§ Work required: Answer with one number only: the count of lines below that hold the word "true".

****

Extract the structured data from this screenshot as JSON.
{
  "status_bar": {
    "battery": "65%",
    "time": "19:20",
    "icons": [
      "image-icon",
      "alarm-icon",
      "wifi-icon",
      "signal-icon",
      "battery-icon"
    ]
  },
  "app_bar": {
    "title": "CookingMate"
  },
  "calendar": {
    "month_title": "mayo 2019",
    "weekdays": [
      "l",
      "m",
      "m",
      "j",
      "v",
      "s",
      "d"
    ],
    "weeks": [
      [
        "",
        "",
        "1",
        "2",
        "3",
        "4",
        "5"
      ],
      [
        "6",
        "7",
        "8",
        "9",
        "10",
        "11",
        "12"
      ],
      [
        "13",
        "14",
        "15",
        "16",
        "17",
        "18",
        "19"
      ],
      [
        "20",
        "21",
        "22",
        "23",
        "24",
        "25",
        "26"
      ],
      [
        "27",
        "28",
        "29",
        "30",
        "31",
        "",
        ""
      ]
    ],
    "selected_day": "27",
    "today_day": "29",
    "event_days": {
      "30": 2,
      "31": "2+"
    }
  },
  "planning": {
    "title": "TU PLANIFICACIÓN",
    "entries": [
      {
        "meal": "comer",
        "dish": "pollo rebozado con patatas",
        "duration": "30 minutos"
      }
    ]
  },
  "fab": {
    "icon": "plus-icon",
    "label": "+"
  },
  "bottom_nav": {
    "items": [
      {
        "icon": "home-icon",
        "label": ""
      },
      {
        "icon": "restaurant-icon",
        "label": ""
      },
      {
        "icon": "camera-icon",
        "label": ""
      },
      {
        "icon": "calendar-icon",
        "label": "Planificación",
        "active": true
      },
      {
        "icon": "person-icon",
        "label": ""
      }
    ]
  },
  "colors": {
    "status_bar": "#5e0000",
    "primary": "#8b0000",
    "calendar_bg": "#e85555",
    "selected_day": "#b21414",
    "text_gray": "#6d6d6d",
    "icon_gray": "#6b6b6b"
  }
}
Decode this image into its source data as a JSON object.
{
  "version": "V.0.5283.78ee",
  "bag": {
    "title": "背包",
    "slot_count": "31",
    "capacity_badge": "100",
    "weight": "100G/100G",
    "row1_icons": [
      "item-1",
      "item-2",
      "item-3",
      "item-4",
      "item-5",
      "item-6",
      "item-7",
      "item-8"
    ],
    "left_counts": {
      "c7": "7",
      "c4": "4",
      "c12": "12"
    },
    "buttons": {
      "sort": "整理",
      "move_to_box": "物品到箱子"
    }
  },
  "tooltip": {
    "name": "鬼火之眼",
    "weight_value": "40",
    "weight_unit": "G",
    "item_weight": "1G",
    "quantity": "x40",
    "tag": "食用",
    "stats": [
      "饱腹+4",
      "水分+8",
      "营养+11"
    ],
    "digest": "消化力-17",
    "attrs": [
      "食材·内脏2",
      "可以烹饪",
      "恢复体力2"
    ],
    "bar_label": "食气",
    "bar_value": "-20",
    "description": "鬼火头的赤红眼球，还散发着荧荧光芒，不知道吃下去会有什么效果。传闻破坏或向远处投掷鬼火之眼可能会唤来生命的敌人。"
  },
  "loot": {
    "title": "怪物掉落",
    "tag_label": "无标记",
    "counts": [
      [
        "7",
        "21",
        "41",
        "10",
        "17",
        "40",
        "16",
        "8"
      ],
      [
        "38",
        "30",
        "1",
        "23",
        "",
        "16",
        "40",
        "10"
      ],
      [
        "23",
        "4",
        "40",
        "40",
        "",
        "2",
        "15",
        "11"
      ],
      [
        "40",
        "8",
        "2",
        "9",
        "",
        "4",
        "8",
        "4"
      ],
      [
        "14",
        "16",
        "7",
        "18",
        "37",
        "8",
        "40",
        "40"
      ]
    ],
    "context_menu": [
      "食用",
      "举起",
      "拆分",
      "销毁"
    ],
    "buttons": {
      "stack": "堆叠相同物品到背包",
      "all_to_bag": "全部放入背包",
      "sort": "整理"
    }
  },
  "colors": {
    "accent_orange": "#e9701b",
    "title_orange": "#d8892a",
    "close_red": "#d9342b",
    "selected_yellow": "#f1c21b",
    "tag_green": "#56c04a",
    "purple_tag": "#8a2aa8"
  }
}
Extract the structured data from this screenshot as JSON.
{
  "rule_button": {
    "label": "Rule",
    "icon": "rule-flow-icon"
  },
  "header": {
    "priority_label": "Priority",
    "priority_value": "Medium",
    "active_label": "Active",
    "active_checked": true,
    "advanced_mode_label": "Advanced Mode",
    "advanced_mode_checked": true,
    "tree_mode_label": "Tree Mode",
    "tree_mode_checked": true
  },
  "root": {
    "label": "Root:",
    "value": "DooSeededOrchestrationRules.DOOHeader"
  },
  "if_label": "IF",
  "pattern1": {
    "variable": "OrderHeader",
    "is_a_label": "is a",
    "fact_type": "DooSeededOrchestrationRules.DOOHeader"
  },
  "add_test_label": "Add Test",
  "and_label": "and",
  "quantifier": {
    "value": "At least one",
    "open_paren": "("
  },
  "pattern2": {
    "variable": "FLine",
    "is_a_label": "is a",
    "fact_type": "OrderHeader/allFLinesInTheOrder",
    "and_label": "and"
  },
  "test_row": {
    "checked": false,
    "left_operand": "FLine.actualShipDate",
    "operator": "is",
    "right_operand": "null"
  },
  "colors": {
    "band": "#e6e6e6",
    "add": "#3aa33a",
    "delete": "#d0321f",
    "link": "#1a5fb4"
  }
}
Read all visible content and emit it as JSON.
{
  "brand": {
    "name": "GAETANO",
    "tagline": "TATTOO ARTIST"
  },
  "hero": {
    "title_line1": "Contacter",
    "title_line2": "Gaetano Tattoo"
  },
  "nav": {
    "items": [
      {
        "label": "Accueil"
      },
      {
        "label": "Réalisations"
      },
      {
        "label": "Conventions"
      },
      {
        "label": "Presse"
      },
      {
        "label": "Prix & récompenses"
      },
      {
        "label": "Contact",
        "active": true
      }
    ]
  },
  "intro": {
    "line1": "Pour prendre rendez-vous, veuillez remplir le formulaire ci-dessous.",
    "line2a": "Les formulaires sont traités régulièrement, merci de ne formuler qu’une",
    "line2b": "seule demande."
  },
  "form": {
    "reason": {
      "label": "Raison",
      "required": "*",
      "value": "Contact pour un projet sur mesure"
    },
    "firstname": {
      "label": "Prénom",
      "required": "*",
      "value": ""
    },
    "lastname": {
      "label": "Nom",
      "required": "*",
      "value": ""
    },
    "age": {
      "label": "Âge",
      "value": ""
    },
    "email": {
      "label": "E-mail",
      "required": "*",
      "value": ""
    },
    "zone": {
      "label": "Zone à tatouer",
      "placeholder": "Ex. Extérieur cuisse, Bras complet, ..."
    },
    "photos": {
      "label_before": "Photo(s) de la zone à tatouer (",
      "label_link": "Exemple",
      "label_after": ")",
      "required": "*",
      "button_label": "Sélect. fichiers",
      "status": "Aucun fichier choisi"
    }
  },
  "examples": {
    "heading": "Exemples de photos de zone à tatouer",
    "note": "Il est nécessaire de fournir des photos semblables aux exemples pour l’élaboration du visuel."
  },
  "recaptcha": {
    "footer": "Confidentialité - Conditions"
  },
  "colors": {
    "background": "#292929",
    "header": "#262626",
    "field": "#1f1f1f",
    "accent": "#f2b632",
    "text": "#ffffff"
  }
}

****

§ Written answer: 5